#### Exercise instructions:
Look through the entries below and count the lines with "server" in them; the reply is the number alone.

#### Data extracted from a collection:
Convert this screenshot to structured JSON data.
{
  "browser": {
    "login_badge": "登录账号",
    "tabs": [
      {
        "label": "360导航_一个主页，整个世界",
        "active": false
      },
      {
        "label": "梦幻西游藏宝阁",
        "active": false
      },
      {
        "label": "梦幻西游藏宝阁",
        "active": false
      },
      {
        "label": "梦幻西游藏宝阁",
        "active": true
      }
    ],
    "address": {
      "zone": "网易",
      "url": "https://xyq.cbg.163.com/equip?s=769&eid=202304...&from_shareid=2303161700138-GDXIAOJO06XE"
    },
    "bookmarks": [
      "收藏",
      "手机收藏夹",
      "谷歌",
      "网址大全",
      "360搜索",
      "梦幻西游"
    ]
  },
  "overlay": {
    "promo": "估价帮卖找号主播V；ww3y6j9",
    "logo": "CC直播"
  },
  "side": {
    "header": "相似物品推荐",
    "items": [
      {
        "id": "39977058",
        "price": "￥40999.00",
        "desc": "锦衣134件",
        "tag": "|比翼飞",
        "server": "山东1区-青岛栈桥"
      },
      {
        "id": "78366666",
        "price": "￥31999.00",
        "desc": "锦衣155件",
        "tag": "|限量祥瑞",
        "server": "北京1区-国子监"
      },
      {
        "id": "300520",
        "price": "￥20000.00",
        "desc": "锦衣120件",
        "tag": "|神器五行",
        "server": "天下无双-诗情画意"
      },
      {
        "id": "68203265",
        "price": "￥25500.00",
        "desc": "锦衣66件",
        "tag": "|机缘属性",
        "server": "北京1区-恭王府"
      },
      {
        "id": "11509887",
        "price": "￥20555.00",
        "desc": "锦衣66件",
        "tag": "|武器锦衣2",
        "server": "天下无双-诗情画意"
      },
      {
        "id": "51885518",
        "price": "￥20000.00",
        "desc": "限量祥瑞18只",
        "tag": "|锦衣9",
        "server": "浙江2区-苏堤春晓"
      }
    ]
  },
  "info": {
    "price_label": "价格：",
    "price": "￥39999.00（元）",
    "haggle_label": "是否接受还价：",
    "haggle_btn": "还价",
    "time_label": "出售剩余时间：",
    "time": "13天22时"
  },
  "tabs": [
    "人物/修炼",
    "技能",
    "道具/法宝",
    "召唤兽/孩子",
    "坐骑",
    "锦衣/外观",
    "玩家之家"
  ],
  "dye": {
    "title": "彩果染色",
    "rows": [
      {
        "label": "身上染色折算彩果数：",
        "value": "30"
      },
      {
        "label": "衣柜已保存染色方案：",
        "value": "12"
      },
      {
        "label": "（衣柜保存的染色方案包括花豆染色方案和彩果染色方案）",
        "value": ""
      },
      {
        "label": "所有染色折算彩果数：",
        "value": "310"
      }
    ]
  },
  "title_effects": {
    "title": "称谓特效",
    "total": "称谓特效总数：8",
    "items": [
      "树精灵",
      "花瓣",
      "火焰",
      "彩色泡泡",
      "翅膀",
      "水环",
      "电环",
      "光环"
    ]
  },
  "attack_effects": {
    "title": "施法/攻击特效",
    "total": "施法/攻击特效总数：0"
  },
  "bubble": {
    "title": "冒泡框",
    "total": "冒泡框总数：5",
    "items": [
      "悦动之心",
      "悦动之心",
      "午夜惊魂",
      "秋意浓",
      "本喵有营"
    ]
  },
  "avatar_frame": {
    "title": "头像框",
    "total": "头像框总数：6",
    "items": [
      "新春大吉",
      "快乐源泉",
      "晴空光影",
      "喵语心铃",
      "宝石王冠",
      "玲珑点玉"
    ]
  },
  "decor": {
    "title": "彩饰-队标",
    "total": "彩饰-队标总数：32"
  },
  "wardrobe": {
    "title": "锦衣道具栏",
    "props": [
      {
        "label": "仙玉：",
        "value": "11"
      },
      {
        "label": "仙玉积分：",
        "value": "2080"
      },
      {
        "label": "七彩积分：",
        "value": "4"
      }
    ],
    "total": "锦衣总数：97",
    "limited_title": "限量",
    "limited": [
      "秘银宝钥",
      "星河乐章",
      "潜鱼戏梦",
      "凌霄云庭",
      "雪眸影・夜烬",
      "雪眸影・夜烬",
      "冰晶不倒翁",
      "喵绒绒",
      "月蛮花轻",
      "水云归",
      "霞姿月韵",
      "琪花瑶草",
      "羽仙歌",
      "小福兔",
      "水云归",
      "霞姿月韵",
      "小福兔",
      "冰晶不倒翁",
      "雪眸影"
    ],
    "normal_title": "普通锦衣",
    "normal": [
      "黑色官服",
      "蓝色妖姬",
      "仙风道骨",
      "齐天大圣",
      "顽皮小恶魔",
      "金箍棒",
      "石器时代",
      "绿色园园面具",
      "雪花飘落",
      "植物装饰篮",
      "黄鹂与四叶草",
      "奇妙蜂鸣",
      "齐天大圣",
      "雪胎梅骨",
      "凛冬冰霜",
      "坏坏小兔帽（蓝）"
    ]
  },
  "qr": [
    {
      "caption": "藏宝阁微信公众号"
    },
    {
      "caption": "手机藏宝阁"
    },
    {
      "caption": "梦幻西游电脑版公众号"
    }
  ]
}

#### Result of the task:
6